* **Directions for this task**: Note each line in the data below that holds "number", and copy it.

--

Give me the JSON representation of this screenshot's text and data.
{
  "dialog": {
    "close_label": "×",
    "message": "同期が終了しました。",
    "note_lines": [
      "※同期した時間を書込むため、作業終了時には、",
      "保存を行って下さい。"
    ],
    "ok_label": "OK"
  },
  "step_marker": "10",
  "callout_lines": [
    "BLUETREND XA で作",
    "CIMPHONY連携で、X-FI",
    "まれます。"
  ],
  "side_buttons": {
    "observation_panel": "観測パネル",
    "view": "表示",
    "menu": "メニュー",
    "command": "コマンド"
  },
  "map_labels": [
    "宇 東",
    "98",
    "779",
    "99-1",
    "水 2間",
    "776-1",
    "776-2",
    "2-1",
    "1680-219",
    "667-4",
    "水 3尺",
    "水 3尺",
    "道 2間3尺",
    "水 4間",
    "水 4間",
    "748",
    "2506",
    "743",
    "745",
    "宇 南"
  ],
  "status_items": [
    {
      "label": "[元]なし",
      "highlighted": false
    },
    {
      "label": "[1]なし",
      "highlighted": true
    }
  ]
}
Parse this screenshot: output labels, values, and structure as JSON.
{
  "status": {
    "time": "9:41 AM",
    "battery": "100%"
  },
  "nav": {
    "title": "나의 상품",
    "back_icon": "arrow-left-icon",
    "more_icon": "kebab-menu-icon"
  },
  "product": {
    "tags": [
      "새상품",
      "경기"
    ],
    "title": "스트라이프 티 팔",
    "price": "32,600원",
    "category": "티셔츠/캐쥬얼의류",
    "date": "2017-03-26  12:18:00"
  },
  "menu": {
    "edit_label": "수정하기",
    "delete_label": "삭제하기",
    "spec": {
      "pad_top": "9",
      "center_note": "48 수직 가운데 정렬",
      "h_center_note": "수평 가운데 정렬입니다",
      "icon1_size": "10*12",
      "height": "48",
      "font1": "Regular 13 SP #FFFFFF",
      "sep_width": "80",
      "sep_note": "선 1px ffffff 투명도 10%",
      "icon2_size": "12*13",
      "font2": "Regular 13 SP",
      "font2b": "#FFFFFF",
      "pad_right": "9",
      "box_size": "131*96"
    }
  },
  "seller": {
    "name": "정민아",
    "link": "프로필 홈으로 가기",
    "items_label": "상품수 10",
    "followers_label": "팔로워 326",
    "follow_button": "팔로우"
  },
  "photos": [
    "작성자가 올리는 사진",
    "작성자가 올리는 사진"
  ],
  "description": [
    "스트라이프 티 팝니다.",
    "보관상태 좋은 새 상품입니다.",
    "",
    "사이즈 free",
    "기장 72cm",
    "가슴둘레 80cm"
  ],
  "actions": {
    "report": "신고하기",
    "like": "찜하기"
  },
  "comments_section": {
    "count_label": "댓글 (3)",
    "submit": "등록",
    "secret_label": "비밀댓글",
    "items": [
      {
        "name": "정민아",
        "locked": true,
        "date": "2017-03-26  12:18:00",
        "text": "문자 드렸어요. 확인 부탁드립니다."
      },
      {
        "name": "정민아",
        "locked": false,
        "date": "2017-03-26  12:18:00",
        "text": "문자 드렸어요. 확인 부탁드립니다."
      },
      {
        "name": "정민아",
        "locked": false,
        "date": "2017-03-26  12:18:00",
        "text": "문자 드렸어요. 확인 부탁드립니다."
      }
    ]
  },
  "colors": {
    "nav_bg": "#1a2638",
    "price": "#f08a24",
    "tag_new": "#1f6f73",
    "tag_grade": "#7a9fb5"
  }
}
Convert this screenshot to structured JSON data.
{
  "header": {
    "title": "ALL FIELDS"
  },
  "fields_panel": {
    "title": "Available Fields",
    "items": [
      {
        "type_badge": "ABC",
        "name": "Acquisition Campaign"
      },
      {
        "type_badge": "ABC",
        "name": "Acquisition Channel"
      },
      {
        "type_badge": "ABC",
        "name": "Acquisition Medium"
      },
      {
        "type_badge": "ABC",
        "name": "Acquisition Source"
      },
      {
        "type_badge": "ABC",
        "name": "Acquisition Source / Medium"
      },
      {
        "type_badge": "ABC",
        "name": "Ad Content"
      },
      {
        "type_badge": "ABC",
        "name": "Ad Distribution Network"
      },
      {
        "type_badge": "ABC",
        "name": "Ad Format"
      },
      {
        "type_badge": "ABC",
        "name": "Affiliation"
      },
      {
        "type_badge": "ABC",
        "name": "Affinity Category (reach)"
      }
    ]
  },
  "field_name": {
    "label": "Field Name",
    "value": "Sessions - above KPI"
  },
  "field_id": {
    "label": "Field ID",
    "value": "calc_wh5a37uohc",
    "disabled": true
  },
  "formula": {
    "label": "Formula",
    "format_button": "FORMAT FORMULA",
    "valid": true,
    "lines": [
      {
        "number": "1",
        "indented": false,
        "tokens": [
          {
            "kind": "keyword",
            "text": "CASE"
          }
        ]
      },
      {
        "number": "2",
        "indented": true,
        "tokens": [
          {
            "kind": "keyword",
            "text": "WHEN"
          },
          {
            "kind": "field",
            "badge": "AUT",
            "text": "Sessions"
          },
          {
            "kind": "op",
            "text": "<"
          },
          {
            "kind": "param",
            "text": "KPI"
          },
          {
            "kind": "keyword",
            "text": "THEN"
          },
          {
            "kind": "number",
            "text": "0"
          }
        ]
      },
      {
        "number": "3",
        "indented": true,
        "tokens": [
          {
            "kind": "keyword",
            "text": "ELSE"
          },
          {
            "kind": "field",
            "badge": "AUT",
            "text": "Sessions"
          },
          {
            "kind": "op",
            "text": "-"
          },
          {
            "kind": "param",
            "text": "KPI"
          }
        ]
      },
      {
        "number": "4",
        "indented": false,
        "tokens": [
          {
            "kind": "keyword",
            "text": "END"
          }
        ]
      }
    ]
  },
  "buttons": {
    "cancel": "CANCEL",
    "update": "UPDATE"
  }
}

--

* **Finished exercise**:
        "number": "1",
        "number": "2",
            "kind": "number",
        "number": "3",
        "number": "4",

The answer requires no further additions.